------ EXTRACTED MATERIAL

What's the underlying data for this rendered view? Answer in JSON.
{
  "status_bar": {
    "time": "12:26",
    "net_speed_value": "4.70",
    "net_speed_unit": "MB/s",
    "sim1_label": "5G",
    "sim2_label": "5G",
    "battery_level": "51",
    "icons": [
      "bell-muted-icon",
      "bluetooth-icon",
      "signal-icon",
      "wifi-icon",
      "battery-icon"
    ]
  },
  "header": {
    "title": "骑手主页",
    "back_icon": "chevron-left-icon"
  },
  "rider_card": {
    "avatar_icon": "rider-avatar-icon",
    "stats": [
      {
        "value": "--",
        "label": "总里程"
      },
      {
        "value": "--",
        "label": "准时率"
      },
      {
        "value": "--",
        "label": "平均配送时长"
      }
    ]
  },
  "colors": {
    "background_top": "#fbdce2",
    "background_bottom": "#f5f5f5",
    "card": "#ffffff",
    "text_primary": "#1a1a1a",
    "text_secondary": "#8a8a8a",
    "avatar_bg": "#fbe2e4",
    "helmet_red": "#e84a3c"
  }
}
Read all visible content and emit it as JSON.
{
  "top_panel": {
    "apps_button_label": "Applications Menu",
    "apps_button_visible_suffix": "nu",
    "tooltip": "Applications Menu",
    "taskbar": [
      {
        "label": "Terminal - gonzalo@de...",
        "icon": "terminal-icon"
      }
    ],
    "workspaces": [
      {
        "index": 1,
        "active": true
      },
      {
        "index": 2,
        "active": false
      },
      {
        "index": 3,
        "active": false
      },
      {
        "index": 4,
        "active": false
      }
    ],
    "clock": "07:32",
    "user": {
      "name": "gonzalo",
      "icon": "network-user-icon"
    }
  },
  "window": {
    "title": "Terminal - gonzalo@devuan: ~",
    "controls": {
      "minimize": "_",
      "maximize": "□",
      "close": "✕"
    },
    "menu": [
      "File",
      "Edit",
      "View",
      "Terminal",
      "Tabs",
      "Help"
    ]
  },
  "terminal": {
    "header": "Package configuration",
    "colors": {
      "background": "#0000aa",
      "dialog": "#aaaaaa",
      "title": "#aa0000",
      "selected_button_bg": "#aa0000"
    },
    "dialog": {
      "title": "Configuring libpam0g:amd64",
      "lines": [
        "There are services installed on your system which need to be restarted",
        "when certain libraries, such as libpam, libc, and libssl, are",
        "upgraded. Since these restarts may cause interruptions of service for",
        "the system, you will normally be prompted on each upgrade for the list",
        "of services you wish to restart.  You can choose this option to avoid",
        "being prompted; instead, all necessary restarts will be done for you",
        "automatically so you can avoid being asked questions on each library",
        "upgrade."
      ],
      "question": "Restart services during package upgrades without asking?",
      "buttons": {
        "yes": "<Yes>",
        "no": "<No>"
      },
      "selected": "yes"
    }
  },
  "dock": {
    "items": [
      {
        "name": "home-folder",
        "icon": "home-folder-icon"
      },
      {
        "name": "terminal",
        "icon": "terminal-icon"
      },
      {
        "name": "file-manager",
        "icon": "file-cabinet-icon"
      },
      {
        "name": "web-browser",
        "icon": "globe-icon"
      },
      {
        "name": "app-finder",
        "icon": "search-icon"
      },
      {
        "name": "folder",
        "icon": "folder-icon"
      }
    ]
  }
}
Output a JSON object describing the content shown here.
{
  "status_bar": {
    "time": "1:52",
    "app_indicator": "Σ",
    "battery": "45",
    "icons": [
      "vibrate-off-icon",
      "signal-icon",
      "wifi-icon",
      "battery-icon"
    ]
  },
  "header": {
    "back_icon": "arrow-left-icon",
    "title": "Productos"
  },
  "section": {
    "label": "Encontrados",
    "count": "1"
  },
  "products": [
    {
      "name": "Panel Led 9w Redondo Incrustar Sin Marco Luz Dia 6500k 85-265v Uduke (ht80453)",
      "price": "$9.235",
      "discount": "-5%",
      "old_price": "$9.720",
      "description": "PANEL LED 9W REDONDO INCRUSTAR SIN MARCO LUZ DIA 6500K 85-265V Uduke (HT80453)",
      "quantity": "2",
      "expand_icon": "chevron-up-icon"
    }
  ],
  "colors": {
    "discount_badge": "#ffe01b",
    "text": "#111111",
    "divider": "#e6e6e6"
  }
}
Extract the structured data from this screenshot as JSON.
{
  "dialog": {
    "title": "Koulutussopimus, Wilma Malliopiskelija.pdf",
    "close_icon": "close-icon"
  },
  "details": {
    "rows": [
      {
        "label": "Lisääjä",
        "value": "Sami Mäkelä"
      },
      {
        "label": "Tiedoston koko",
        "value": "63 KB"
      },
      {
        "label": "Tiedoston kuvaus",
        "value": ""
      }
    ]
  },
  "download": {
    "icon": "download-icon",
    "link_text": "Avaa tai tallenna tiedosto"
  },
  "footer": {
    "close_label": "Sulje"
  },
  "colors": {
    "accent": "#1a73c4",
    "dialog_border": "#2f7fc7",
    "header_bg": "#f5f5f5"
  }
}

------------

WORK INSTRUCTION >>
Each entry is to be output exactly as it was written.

RESPONSE AREA >>
What's the underlying data for this rendered view? Answer in JSON.
{
  "status_bar": {
    "time": "12:26",
    "net_speed_value": "4.70",
    "net_speed_unit": "MB/s",
    "sim1_label": "5G",
    "sim2_label": "5G",
    "battery_level": "51",
    "icons": [
      "bell-muted-icon",
      "bluetooth-icon",
      "signal-icon",
      "wifi-icon",
      "battery-icon"
    ]
  },
  "header": {
    "title": "骑手主页",
    "back_icon": "chevron-left-icon"
  },
  "rider_card": {
    "avatar_icon": "rider-avatar-icon",
    "stats": [
      {
        "value": "--",
        "label": "总里程"
      },
      {
        "value": "--",
        "label": "准时率"
      },
      {
        "value": "--",
        "label": "平均配送时长"
      }
    ]
  },
  "colors": {
    "background_top": "#fbdce2",
    "background_bottom": "#f5f5f5",
    "card": "#ffffff",
    "text_primary": "#1a1a1a",
    "text_secondary": "#8a8a8a",
    "avatar_bg": "#fbe2e4",
    "helmet_red": "#e84a3c"
  }
}
Read all visible content and emit it as JSON.
{
  "top_panel": {
    "apps_button_label": "Applications Menu",
    "apps_button_visible_suffix": "nu",
    "tooltip": "Applications Menu",
    "taskbar": [
      {
        "label": "Terminal - gonzalo@de...",
        "icon": "terminal-icon"
      }
    ],
    "workspaces": [
      {
        "index": 1,
        "active": true
      },
      {
        "index": 2,
        "active": false
      },
      {
        "index": 3,
        "active": false
      },
      {
        "index": 4,
        "active": false
      }
    ],
    "clock": "07:32",
    "user": {
      "name": "gonzalo",
      "icon": "network-user-icon"
    }
  },
  "window": {
    "title": "Terminal - gonzalo@devuan: ~",
    "controls": {
      "minimize": "_",
      "maximize": "□",
      "close": "✕"
    },
    "menu": [
      "File",
      "Edit",
      "View",
      "Terminal",
      "Tabs",
      "Help"
    ]
  },
  "terminal": {
    "header": "Package configuration",
    "colors": {
      "background": "#0000aa",
      "dialog": "#aaaaaa",
      "title": "#aa0000",
      "selected_button_bg": "#aa0000"
    },
    "dialog": {
      "title": "Configuring libpam0g:amd64",
      "lines": [
        "There are services installed on your system which need to be restarted",
        "when certain libraries, such as libpam, libc, and libssl, are",
        "upgraded. Since these restarts may cause interruptions of service for",
        "the system, you will normally be prompted on each upgrade for the list",
        "of services you wish to restart.  You can choose this option to avoid",
        "being prompted; instead, all necessary restarts will be done for you",
        "automatically so you can avoid being asked questions on each library",
        "upgrade."
      ],
      "question": "Restart services during package upgrades without asking?",
      "buttons": {
        "yes": "<Yes>",
        "no": "<No>"
      },
      "selected": "yes"
    }
  },
  "dock": {
    "items": [
      {
        "name": "home-folder",
        "icon": "home-folder-icon"
      },
      {
        "name": "terminal",
        "icon": "terminal-icon"
      },
      {
        "name": "file-manager",
        "icon": "file-cabinet-icon"
      },
      {
        "name": "web-browser",
        "icon": "globe-icon"
      },
      {
        "name": "app-finder",
        "icon": "search-icon"
      },
      {
        "name": "folder",
        "icon": "folder-icon"
      }
    ]
  }
}
Output a JSON object describing the content shown here.
{
  "status_bar": {
    "time": "1:52",
    "app_indicator": "Σ",
    "battery": "45",
    "icons": [
      "vibrate-off-icon",
      "signal-icon",
      "wifi-icon",
      "battery-icon"
    ]
  },
  "header": {
    "back_icon": "arrow-left-icon",
    "title": "Productos"
  },
  "section": {
    "label": "Encontrados",
    "count": "1"
  },
  "products": [
    {
      "name": "Panel Led 9w Redondo Incrustar Sin Marco Luz Dia 6500k 85-265v Uduke (ht80453)",
      "price": "$9.235",
      "discount": "-5%",
      "old_price": "$9.720",
      "description": "PANEL LED 9W REDONDO INCRUSTAR SIN MARCO LUZ DIA 6500K 85-265V Uduke (HT80453)",
      "quantity": "2",
      "expand_icon": "chevron-up-icon"
    }
  ],
  "colors": {
    "discount_badge": "#ffe01b",
    "text": "#111111",
    "divider": "#e6e6e6"
  }
}
Extract the structured data from this screenshot as JSON.
{
  "dialog": {
    "title": "Koulutussopimus, Wilma Malliopiskelija.pdf",
    "close_icon": "close-icon"
  },
  "details": {
    "rows": [
      {
        "label": "Lisääjä",
        "value": "Sami Mäkelä"
      },
      {
        "label": "Tiedoston koko",
        "value": "63 KB"
      },
      {
        "label": "Tiedoston kuvaus",
        "value": ""
      }
    ]
  },
  "download": {
    "icon": "download-icon",
    "link_text": "Avaa tai tallenna tiedosto"
  },
  "footer": {
    "close_label": "Sulje"
  },
  "colors": {
    "accent": "#1a73c4",
    "dialog_border": "#2f7fc7",
    "header_bg": "#f5f5f5"
  }
}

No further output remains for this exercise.